**WHAT TO DO:** Reproduce the data in full, exactly as it appears.

**EXCERPTED DATA:**
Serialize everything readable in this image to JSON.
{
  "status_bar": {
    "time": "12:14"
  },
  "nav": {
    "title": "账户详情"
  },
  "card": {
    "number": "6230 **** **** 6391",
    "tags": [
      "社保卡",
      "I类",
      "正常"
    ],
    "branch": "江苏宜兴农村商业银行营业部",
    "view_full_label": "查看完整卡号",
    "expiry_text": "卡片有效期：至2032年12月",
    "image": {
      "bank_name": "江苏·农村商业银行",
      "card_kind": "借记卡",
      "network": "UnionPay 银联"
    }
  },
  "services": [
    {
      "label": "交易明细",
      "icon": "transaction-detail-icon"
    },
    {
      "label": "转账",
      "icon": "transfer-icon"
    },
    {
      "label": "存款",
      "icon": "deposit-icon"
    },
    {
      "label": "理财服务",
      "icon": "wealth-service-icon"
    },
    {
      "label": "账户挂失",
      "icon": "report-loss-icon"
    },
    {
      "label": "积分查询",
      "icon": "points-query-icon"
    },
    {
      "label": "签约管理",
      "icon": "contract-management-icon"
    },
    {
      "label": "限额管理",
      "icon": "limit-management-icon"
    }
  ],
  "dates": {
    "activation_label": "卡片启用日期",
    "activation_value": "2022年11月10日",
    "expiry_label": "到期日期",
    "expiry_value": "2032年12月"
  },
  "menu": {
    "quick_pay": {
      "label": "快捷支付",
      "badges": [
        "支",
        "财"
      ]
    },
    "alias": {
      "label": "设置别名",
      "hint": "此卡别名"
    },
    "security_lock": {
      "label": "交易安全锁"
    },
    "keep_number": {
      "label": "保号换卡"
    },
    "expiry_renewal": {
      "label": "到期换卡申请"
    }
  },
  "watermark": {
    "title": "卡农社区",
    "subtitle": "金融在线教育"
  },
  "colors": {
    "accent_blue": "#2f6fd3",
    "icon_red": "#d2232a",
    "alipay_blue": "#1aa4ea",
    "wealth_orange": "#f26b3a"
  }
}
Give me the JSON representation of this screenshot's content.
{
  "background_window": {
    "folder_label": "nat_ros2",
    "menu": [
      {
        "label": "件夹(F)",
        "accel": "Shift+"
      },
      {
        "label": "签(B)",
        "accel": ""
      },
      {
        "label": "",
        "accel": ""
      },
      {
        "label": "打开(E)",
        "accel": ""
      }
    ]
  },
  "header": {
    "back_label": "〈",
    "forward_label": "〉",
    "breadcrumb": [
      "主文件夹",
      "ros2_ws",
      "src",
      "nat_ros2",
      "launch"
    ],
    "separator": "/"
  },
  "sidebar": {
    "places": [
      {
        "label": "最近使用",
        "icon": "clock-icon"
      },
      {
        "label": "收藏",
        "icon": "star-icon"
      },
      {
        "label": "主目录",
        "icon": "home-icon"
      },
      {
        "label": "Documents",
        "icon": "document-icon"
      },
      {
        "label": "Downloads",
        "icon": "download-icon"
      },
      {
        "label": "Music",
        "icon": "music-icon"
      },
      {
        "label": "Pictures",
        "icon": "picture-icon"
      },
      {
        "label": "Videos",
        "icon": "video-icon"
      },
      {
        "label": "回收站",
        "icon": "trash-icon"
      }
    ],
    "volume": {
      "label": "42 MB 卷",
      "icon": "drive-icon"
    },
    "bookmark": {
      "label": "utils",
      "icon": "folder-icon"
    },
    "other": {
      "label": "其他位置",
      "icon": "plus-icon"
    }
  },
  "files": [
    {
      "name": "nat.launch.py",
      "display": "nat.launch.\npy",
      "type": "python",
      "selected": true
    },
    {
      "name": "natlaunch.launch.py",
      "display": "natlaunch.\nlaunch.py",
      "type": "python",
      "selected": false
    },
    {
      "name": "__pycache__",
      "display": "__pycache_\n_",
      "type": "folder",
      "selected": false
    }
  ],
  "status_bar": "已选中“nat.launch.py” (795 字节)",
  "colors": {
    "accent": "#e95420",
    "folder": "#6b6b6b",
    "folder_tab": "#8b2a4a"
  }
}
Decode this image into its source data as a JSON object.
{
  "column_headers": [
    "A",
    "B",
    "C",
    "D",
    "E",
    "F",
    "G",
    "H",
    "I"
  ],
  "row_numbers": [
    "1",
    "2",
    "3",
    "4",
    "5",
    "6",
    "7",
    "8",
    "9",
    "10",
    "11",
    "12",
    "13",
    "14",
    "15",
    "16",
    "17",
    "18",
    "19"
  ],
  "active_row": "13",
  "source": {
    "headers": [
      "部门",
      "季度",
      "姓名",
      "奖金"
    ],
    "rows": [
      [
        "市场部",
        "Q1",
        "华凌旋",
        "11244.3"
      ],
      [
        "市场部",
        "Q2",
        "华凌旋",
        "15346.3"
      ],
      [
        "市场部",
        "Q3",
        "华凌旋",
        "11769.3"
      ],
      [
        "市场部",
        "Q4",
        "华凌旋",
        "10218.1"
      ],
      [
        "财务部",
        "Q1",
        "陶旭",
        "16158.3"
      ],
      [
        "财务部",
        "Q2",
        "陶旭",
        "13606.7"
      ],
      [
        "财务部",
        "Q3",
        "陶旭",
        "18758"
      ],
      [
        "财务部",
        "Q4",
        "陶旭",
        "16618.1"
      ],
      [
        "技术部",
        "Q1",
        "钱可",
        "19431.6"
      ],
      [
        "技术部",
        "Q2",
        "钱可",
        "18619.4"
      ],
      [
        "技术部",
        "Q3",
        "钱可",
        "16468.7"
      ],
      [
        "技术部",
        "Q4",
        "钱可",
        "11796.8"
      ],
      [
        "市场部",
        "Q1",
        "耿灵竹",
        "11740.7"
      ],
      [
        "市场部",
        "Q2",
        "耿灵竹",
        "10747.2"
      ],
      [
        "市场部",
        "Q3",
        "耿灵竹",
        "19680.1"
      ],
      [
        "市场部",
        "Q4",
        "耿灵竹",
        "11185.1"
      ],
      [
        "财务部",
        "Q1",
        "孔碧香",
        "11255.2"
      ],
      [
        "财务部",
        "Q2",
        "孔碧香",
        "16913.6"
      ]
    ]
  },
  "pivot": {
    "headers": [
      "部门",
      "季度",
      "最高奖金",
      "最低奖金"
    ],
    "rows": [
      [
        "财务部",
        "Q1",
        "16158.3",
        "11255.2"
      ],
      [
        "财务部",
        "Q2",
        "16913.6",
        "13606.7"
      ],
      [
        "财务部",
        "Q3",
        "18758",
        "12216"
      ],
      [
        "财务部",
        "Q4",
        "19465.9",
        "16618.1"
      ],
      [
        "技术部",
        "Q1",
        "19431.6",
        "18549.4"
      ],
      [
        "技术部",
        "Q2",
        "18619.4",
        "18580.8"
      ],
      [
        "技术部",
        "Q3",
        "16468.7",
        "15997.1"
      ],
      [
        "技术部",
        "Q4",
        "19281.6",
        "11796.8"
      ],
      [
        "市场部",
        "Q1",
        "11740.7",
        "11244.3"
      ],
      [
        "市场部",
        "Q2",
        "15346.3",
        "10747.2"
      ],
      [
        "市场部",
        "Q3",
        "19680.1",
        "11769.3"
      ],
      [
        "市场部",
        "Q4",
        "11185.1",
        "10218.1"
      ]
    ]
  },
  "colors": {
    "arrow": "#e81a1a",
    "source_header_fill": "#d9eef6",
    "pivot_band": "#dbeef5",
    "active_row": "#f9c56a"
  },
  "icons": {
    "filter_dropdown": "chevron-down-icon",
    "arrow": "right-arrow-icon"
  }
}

**ANSWER FOR THE TASK:**
Serialize everything readable in this image to JSON.
{
  "status_bar": {
    "time": "12:14"
  },
  "nav": {
    "title": "账户详情"
  },
  "card": {
    "number": "6230 **** **** 6391",
    "tags": [
      "社保卡",
      "I类",
      "正常"
    ],
    "branch": "江苏宜兴农村商业银行营业部",
    "view_full_label": "查看完整卡号",
    "expiry_text": "卡片有效期：至2032年12月",
    "image": {
      "bank_name": "江苏·农村商业银行",
      "card_kind": "借记卡",
      "network": "UnionPay 银联"
    }
  },
  "services": [
    {
      "label": "交易明细",
      "icon": "transaction-detail-icon"
    },
    {
      "label": "转账",
      "icon": "transfer-icon"
    },
    {
      "label": "存款",
      "icon": "deposit-icon"
    },
    {
      "label": "理财服务",
      "icon": "wealth-service-icon"
    },
    {
      "label": "账户挂失",
      "icon": "report-loss-icon"
    },
    {
      "label": "积分查询",
      "icon": "points-query-icon"
    },
    {
      "label": "签约管理",
      "icon": "contract-management-icon"
    },
    {
      "label": "限额管理",
      "icon": "limit-management-icon"
    }
  ],
  "dates": {
    "activation_label": "卡片启用日期",
    "activation_value": "2022年11月10日",
    "expiry_label": "到期日期",
    "expiry_value": "2032年12月"
  },
  "menu": {
    "quick_pay": {
      "label": "快捷支付",
      "badges": [
        "支",
        "财"
      ]
    },
    "alias": {
      "label": "设置别名",
      "hint": "此卡别名"
    },
    "security_lock": {
      "label": "交易安全锁"
    },
    "keep_number": {
      "label": "保号换卡"
    },
    "expiry_renewal": {
      "label": "到期换卡申请"
    }
  },
  "watermark": {
    "title": "卡农社区",
    "subtitle": "金融在线教育"
  },
  "colors": {
    "accent_blue": "#2f6fd3",
    "icon_red": "#d2232a",
    "alipay_blue": "#1aa4ea",
    "wealth_orange": "#f26b3a"
  }
}
Give me the JSON representation of this screenshot's content.
{
  "background_window": {
    "folder_label": "nat_ros2",
    "menu": [
      {
        "label": "件夹(F)",
        "accel": "Shift+"
      },
      {
        "label": "签(B)",
        "accel": ""
      },
      {
        "label": "",
        "accel": ""
      },
      {
        "label": "打开(E)",
        "accel": ""
      }
    ]
  },
  "header": {
    "back_label": "〈",
    "forward_label": "〉",
    "breadcrumb": [
      "主文件夹",
      "ros2_ws",
      "src",
      "nat_ros2",
      "launch"
    ],
    "separator": "/"
  },
  "sidebar": {
    "places": [
      {
        "label": "最近使用",
        "icon": "clock-icon"
      },
      {
        "label": "收藏",
        "icon": "star-icon"
      },
      {
        "label": "主目录",
        "icon": "home-icon"
      },
      {
        "label": "Documents",
        "icon": "document-icon"
      },
      {
        "label": "Downloads",
        "icon": "download-icon"
      },
      {
        "label": "Music",
        "icon": "music-icon"
      },
      {
        "label": "Pictures",
        "icon": "picture-icon"
      },
      {
        "label": "Videos",
        "icon": "video-icon"
      },
      {
        "label": "回收站",
        "icon": "trash-icon"
      }
    ],
    "volume": {
      "label": "42 MB 卷",
      "icon": "drive-icon"
    },
    "bookmark": {
      "label": "utils",
      "icon": "folder-icon"
    },
    "other": {
      "label": "其他位置",
      "icon": "plus-icon"
    }
  },
  "files": [
    {
      "name": "nat.launch.py",
      "display": "nat.launch.\npy",
      "type": "python",
      "selected": true
    },
    {
      "name": "natlaunch.launch.py",
      "display": "natlaunch.\nlaunch.py",
      "type": "python",
      "selected": false
    },
    {
      "name": "__pycache__",
      "display": "__pycache_\n_",
      "type": "folder",
      "selected": false
    }
  ],
  "status_bar": "已选中“nat.launch.py” (795 字节)",
  "colors": {
    "accent": "#e95420",
    "folder": "#6b6b6b",
    "folder_tab": "#8b2a4a"
  }
}
Decode this image into its source data as a JSON object.
{
  "column_headers": [
    "A",
    "B",
    "C",
    "D",
    "E",
    "F",
    "G",
    "H",
    "I"
  ],
  "row_numbers": [
    "1",
    "2",
    "3",
    "4",
    "5",
    "6",
    "7",
    "8",
    "9",
    "10",
    "11",
    "12",
    "13",
    "14",
    "15",
    "16",
    "17",
    "18",
    "19"
  ],
  "active_row": "13",
  "source": {
    "headers": [
      "部门",
      "季度",
      "姓名",
      "奖金"
    ],
    "rows": [
      [
        "市场部",
        "Q1",
        "华凌旋",
        "11244.3"
      ],
      [
        "市场部",
        "Q2",
        "华凌旋",
        "15346.3"
      ],
      [
        "市场部",
        "Q3",
        "华凌旋",
        "11769.3"
      ],
      [
        "市场部",
        "Q4",
        "华凌旋",
        "10218.1"
      ],
      [
        "财务部",
        "Q1",
        "陶旭",
        "16158.3"
      ],
      [
        "财务部",
        "Q2",
        "陶旭",
        "13606.7"
      ],
      [
        "财务部",
        "Q3",
        "陶旭",
        "18758"
      ],
      [
        "财务部",
        "Q4",
        "陶旭",
        "16618.1"
      ],
      [
        "技术部",
        "Q1",
        "钱可",
        "19431.6"
      ],
      [
        "技术部",
        "Q2",
        "钱可",
        "18619.4"
      ],
      [
        "技术部",
        "Q3",
        "钱可",
        "16468.7"
      ],
      [
        "技术部",
        "Q4",
        "钱可",
        "11796.8"
      ],
      [
        "市场部",
        "Q1",
        "耿灵竹",
        "11740.7"
      ],
      [
        "市场部",
        "Q2",
        "耿灵竹",
        "10747.2"
      ],
      [
        "市场部",
        "Q3",
        "耿灵竹",
        "19680.1"
      ],
      [
        "市场部",
        "Q4",
        "耿灵竹",
        "11185.1"
      ],
      [
        "财务部",
        "Q1",
        "孔碧香",
        "11255.2"
      ],
      [
        "财务部",
        "Q2",
        "孔碧香",
        "16913.6"
      ]
    ]
  },
  "pivot": {
    "headers": [
      "部门",
      "季度",
      "最高奖金",
      "最低奖金"
    ],
    "rows": [
      [
        "财务部",
        "Q1",
        "16158.3",
        "11255.2"
      ],
      [
        "财务部",
        "Q2",
        "16913.6",
        "13606.7"
      ],
      [
        "财务部",
        "Q3",
        "18758",
        "12216"
      ],
      [
        "财务部",
        "Q4",
        "19465.9",
        "16618.1"
      ],
      [
        "技术部",
        "Q1",
        "19431.6",
        "18549.4"
      ],
      [
        "技术部",
        "Q2",
        "18619.4",
        "18580.8"
      ],
      [
        "技术部",
        "Q3",
        "16468.7",
        "15997.1"
      ],
      [
        "技术部",
        "Q4",
        "19281.6",
        "11796.8"
      ],
      [
        "市场部",
        "Q1",
        "11740.7",
        "11244.3"
      ],
      [
        "市场部",
        "Q2",
        "15346.3",
        "10747.2"
      ],
      [
        "市场部",
        "Q3",
        "19680.1",
        "11769.3"
      ],
      [
        "市场部",
        "Q4",
        "11185.1",
        "10218.1"
      ]
    ]
  },
  "colors": {
    "arrow": "#e81a1a",
    "source_header_fill": "#d9eef6",
    "pivot_band": "#dbeef5",
    "active_row": "#f9c56a"
  },
  "icons": {
    "filter_dropdown": "chevron-down-icon",
    "arrow": "right-arrow-icon"
  }
}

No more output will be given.